Speaking with Webb, Whitaker added the Mueller investigation would be "invalid" and "fraudulent" if it expanded beyond Russian interference in the 2016 election. Whitaker said it would become a "fishing expedition" that was "very dangerous to the Republic."
Speaking with Webb, Whitaker added if the Mueller team didn't handle "bias" or what he considered conflicts of interest, it raised the question of if there was prosecutorial misconduct.
Speaking on Iowa talk radio in August 2017, Whitaker, comparing the Russia investigation to Ken Starr's investigation into President Bill Clinton, called Mueller's probe "equally political" and said it was taking resources away from other FBI investigations.
Ethics officials might advise Whitaker that his commentary created the appearance of a conflict of interest and leave the decision to him.
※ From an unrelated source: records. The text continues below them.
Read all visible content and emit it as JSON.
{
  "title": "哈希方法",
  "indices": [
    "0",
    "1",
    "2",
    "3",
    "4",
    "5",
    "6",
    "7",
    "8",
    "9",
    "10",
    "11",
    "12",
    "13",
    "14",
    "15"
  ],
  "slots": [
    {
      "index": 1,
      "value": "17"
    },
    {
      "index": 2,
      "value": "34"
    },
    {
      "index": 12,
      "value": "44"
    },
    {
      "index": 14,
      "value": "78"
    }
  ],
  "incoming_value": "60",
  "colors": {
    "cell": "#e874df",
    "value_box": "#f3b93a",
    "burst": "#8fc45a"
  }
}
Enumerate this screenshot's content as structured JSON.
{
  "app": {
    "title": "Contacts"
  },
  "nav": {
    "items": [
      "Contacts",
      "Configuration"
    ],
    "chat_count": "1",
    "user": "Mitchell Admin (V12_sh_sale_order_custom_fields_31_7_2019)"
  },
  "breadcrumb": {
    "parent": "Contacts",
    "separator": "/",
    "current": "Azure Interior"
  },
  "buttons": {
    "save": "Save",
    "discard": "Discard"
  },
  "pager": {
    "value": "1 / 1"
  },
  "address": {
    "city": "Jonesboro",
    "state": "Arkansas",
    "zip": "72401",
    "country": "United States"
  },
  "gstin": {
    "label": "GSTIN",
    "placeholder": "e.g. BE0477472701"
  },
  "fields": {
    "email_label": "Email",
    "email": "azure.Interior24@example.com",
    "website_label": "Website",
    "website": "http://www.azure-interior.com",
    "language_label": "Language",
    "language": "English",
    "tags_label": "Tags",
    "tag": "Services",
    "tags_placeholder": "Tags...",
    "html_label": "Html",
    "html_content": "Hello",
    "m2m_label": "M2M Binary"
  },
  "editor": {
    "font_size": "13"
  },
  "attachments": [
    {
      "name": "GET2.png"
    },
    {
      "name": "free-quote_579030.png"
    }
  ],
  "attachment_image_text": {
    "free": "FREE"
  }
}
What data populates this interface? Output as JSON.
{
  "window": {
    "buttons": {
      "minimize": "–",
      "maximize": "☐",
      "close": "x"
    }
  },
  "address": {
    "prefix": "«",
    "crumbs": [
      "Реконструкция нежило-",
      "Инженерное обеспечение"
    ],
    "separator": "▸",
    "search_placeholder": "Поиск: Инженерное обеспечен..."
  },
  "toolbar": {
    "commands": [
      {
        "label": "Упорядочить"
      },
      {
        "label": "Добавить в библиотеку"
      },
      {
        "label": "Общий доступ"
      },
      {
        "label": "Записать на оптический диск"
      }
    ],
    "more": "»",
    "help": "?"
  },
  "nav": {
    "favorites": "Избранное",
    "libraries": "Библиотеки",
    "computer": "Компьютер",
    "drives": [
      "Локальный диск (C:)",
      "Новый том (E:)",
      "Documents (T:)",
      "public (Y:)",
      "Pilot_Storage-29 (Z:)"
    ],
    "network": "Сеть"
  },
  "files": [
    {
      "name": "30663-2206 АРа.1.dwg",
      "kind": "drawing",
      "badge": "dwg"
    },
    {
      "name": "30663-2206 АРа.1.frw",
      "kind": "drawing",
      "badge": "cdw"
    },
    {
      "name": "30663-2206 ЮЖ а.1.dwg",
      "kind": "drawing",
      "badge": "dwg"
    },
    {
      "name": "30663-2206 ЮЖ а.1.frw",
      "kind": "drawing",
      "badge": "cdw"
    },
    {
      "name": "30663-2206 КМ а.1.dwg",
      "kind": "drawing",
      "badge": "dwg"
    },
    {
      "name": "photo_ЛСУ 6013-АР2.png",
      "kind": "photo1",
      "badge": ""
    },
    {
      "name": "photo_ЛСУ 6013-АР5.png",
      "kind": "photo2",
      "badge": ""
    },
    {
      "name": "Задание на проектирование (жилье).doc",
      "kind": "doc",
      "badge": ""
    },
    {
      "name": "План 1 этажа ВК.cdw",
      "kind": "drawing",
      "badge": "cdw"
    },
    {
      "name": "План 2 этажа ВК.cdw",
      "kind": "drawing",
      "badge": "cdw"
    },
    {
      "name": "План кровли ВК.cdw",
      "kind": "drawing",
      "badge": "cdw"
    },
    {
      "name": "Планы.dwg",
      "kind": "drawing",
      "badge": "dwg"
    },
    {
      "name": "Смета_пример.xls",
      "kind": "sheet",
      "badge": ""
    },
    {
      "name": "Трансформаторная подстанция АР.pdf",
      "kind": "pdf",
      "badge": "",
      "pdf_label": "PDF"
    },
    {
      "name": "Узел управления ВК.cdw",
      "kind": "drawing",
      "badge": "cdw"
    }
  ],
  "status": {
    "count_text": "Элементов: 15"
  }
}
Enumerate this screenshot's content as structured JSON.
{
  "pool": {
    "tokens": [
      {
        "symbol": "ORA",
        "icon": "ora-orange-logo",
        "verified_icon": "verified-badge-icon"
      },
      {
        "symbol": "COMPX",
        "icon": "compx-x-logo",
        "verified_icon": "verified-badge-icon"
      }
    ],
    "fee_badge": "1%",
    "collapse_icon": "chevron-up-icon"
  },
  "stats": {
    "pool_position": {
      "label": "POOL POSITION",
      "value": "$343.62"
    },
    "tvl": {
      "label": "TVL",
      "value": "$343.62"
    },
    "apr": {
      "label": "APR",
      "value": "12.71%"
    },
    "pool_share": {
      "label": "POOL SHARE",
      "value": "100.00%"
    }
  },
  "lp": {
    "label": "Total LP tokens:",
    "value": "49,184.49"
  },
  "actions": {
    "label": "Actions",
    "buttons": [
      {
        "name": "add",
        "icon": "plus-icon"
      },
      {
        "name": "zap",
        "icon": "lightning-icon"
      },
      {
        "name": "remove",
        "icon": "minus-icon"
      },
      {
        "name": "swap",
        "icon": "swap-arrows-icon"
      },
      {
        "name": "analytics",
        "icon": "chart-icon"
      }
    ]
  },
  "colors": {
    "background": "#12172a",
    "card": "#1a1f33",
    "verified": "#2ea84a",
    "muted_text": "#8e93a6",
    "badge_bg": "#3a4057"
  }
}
If they recommended forcefully that he recuse himself and he declined, Whitaker could then be referred to the Justice Department’s Office of Professional Responsibility, and his license to practice law could be put at issue.
Prior to joining the DOJ as Sessions' chief of staff, Whitaker ran a very small, conservative nonprofit connected to the PR firm behind a high-profile attempt to discredit Justice Brett Kavanaugh's accuser, Dr. Christine Blasey Ford.
In March 2017, The Washington Post reported that Sessions had neglected to tell the Senate at his confirmation hearing about prior conversations he had with the Russian ambassador.
The attorney general came under blistering criticism, especially as he had not yet recused himself from supervising the FBI’s investigation into Russian meddling in the 2016 election.
Then Whitaker spoke up. As executive director of the Foundation for Accountability and Civic Trust, an organization that served primarily to level ethics complaints against Democrats, he released a statement defending Sessions.
The statement was blasted out to reporters by CRC Public Relations, a conservative group based in Alexandria, Virginia, which represented FACT and Whitaker throughout 2017, according to press releases.
More recently, CRC faced scrutiny and criticism during Justice Brett Kavanaugh’s confirmation process for reportedly stoking media interest in a discredited conspiracy theory about Kavanaugh’s chief accuser.